# Work order
Your copy should match the entries exactly, except that it holds no pictures.

# Excerpted data
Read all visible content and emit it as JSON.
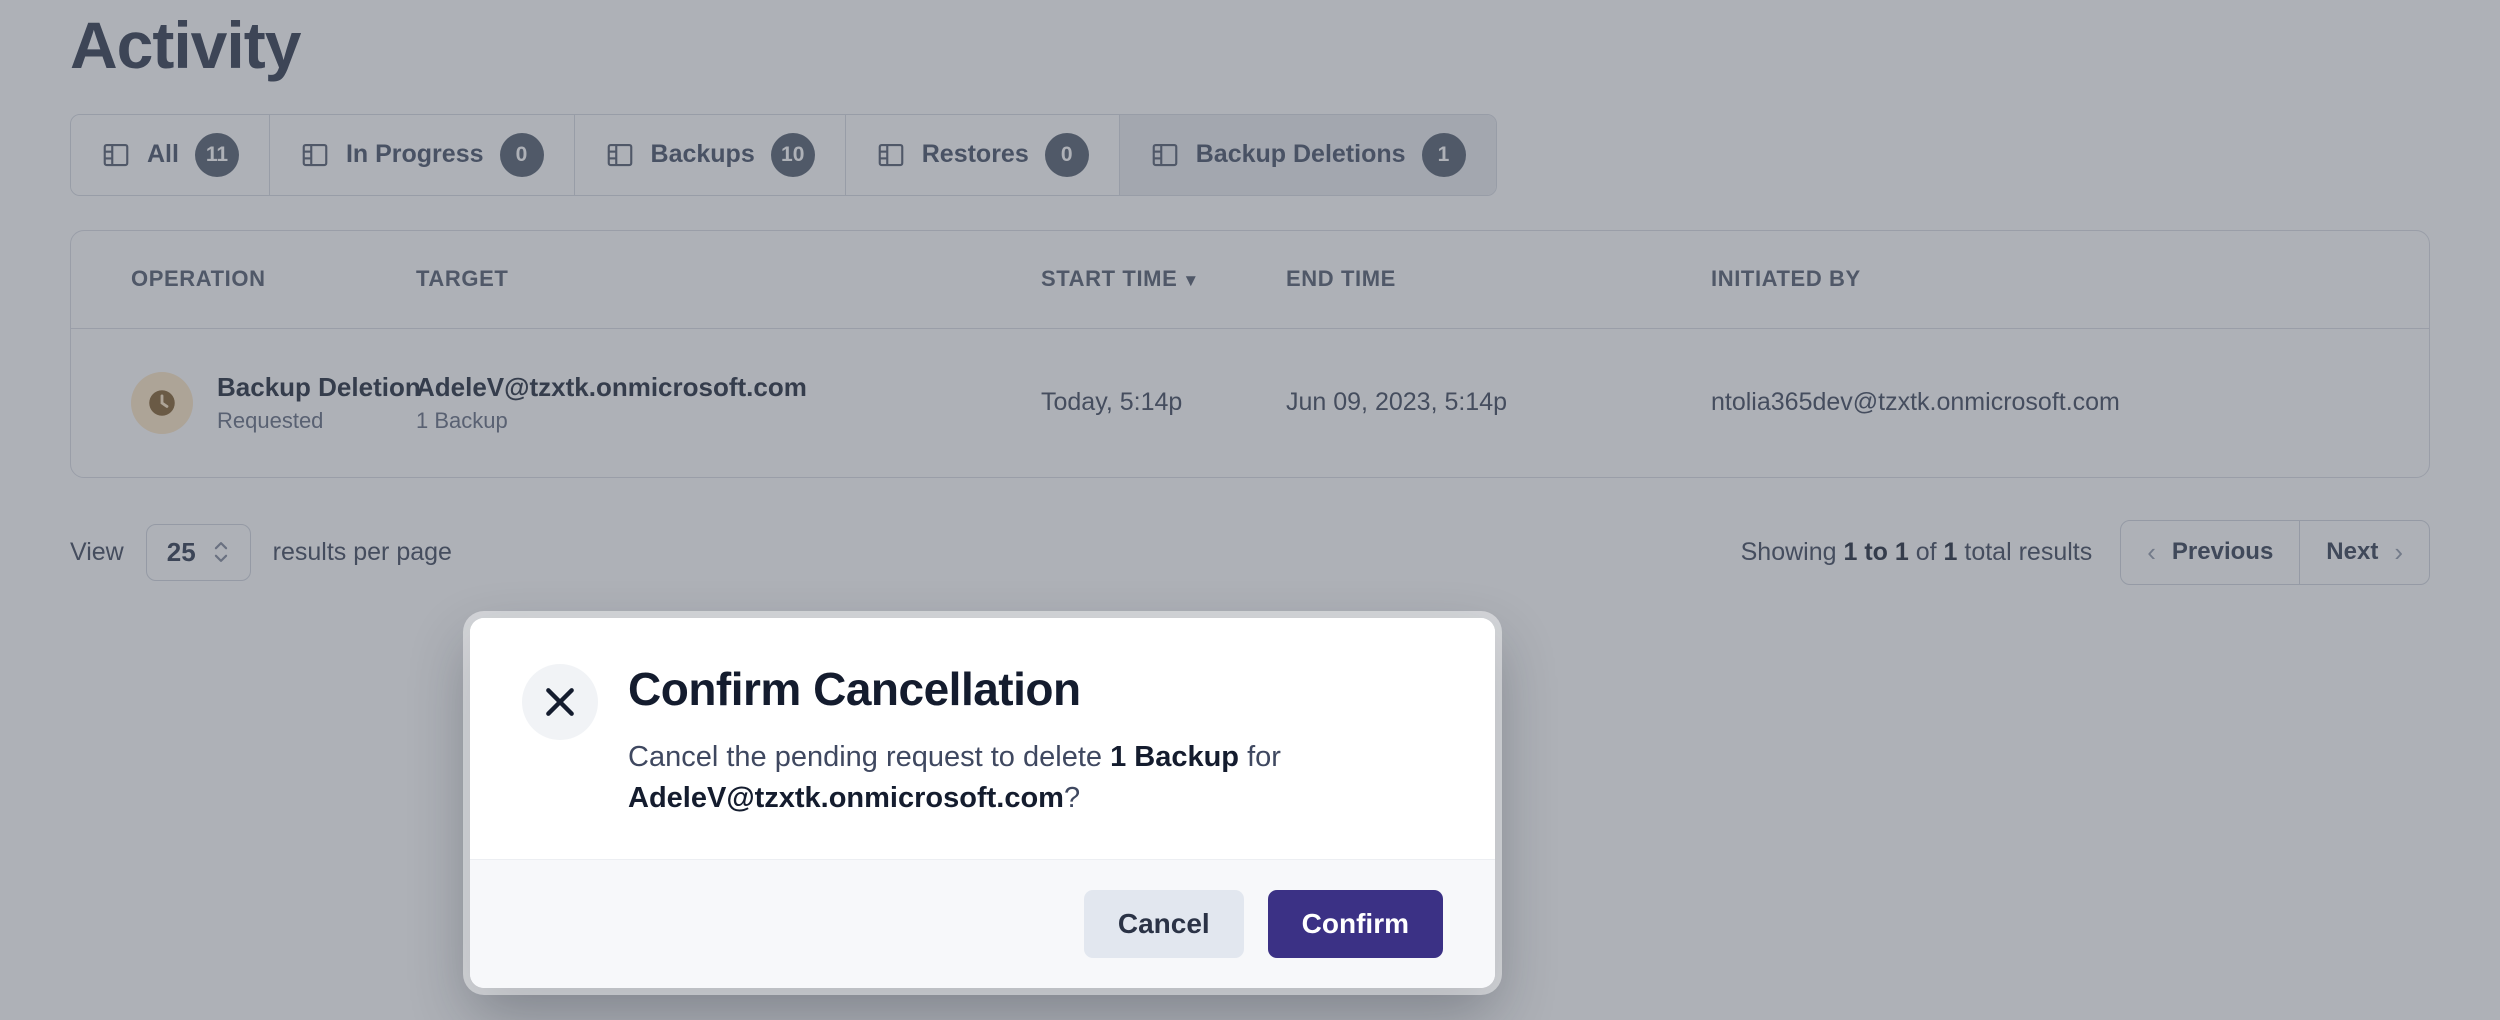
{
  "page": {
    "title": "Activity"
  },
  "tabs": [
    {
      "label": "All",
      "badge": "11",
      "icon": "panel-icon",
      "selected": false
    },
    {
      "label": "In Progress",
      "badge": "0",
      "icon": "panel-icon",
      "selected": false
    },
    {
      "label": "Backups",
      "badge": "10",
      "icon": "panel-icon",
      "selected": false
    },
    {
      "label": "Restores",
      "badge": "0",
      "icon": "panel-icon",
      "selected": false
    },
    {
      "label": "Backup Deletions",
      "badge": "1",
      "icon": "panel-icon",
      "selected": true
    }
  ],
  "table": {
    "columns": [
      {
        "label": "OPERATION",
        "sorted": false
      },
      {
        "label": "TARGET",
        "sorted": false
      },
      {
        "label": "START TIME",
        "sorted": true,
        "sort_caret": "▼"
      },
      {
        "label": "END TIME",
        "sorted": false
      },
      {
        "label": "INITIATED BY",
        "sorted": false
      }
    ],
    "rows": [
      {
        "status_icon": "clock-icon",
        "operation": "Backup Deletion",
        "operation_status": "Requested",
        "target": "AdeleV@tzxtk.onmicrosoft.com",
        "target_sub": "1 Backup",
        "start_time": "Today, 5:14p",
        "end_time": "Jun 09, 2023, 5:14p",
        "initiated_by": "ntolia365dev@tzxtk.onmicrosoft.com"
      }
    ]
  },
  "pagination": {
    "view_label": "View",
    "page_size": "25",
    "per_page_label": "results per page",
    "showing_prefix": "Showing",
    "showing_range": "1 to 1",
    "showing_of": "of",
    "showing_total": "1",
    "showing_suffix": "total results",
    "previous_label": "Previous",
    "next_label": "Next",
    "prev_chevron": "‹",
    "next_chevron": "›"
  },
  "modal": {
    "icon": "x-icon",
    "title": "Confirm Cancellation",
    "message_part1": "Cancel the pending request to delete ",
    "message_bold1": "1 Backup",
    "message_part2": " for ",
    "message_bold2": "AdeleV@tzxtk.onmicrosoft.com",
    "message_part3": "?",
    "cancel_label": "Cancel",
    "confirm_label": "Confirm"
  },
  "colors": {
    "confirm_button": "#3b3185",
    "cancel_button": "#e2e7ef",
    "status_badge": "#5e6878",
    "status_dot_bg": "#fde8c8",
    "overlay": "rgba(61,68,84,0.42)"
  }
}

# Response to this task
Read all visible content and emit it as JSON.
{
  "page": {
    "title": "Activity"
  },
  "tabs": [
    {
      "label": "All",
      "badge": "11",
      "icon": "panel-icon",
      "selected": false
    },
    {
      "label": "In Progress",
      "badge": "0",
      "icon": "panel-icon",
      "selected": false
    },
    {
      "label": "Backups",
      "badge": "10",
      "icon": "panel-icon",
      "selected": false
    },
    {
      "label": "Restores",
      "badge": "0",
      "icon": "panel-icon",
      "selected": false
    },
    {
      "label": "Backup Deletions",
      "badge": "1",
      "icon": "panel-icon",
      "selected": true
    }
  ],
  "table": {
    "columns": [
      {
        "label": "OPERATION",
        "sorted": false
      },
      {
        "label": "TARGET",
        "sorted": false
      },
      {
        "label": "START TIME",
        "sorted": true,
        "sort_caret": "▼"
      },
      {
        "label": "END TIME",
        "sorted": false
      },
      {
        "label": "INITIATED BY",
        "sorted": false
      }
    ],
    "rows": [
      {
        "status_icon": "clock-icon",
        "operation": "Backup Deletion",
        "operation_status": "Requested",
        "target": "AdeleV@tzxtk.onmicrosoft.com",
        "target_sub": "1 Backup",
        "start_time": "Today, 5:14p",
        "end_time": "Jun 09, 2023, 5:14p",
        "initiated_by": "ntolia365dev@tzxtk.onmicrosoft.com"
      }
    ]
  },
  "pagination": {
    "view_label": "View",
    "page_size": "25",
    "per_page_label": "results per page",
    "showing_prefix": "Showing",
    "showing_range": "1 to 1",
    "showing_of": "of",
    "showing_total": "1",
    "showing_suffix": "total results",
    "previous_label": "Previous",
    "next_label": "Next",
    "prev_chevron": "‹",
    "next_chevron": "›"
  },
  "modal": {
    "icon": "x-icon",
    "title": "Confirm Cancellation",
    "message_part1": "Cancel the pending request to delete ",
    "message_bold1": "1 Backup",
    "message_part2": " for ",
    "message_bold2": "AdeleV@tzxtk.onmicrosoft.com",
    "message_part3": "?",
    "cancel_label": "Cancel",
    "confirm_label": "Confirm"
  },
  "colors": {
    "confirm_button": "#3b3185",
    "cancel_button": "#e2e7ef",
    "status_badge": "#5e6878",
    "status_dot_bg": "#fde8c8",
    "overlay": "rgba(61,68,84,0.42)"
  }
}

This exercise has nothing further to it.